### [Task details]
Your answer needs to include each line of the records in which the string "name" can be found.

### [Exercise data]
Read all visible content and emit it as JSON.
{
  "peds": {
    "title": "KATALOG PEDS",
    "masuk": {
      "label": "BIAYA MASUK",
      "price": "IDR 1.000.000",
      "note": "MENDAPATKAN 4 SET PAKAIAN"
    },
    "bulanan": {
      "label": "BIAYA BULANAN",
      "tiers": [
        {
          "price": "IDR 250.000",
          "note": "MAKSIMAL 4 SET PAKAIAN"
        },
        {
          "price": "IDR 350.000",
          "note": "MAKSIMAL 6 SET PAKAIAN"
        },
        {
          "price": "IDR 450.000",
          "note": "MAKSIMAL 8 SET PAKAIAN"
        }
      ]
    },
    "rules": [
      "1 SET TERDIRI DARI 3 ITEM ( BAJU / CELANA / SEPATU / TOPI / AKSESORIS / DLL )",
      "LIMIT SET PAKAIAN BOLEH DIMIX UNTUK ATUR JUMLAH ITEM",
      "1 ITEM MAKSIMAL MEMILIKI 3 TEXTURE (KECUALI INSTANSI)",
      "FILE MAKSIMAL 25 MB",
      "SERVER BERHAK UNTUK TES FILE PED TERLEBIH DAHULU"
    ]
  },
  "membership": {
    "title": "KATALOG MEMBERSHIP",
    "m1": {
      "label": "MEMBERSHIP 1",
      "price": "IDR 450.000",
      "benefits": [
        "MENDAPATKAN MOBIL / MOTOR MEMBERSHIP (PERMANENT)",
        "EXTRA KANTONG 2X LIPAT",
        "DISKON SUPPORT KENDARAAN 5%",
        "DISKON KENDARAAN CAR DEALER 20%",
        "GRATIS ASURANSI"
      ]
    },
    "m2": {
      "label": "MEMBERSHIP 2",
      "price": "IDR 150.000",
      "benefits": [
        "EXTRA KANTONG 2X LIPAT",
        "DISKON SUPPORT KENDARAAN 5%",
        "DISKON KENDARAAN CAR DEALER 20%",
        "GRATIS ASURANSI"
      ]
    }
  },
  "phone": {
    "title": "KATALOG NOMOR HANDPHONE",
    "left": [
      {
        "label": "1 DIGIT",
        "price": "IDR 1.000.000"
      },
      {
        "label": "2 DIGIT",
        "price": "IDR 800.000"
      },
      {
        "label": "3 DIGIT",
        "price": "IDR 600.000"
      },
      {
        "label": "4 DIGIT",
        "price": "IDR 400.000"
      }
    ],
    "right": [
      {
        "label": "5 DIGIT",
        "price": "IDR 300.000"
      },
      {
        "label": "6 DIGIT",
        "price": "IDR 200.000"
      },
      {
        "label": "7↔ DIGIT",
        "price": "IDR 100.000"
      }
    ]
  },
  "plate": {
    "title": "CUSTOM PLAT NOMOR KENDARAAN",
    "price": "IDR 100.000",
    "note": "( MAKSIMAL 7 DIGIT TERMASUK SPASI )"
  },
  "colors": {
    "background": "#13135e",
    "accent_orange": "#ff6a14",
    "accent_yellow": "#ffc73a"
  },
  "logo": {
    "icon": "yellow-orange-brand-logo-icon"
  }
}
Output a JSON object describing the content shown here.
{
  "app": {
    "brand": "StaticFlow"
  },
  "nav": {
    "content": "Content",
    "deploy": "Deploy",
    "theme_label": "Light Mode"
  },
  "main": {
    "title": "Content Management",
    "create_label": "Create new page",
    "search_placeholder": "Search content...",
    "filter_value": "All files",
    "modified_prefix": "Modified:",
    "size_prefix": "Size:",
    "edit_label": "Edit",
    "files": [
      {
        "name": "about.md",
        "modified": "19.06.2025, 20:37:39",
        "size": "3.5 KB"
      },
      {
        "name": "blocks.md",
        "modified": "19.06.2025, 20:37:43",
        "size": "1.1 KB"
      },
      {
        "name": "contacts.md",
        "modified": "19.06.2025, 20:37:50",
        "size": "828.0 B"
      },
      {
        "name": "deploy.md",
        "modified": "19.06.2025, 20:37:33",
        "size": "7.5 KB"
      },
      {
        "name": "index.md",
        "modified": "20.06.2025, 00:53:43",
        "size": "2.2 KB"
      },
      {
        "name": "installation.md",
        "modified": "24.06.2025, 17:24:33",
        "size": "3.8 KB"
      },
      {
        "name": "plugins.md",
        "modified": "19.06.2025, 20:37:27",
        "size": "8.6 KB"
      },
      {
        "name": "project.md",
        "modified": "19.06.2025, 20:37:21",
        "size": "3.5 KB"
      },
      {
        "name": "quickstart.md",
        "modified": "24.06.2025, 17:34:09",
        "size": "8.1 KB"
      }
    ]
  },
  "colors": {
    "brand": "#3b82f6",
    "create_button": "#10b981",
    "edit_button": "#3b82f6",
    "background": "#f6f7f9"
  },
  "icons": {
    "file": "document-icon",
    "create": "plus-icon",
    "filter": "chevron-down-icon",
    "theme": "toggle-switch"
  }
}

### [Written response]
        "name": "about.md",
        "name": "blocks.md",
        "name": "contacts.md",
        "name": "deploy.md",
        "name": "index.md",
        "name": "installation.md",
        "name": "plugins.md",
        "name": "project.md",
        "name": "quickstart.md",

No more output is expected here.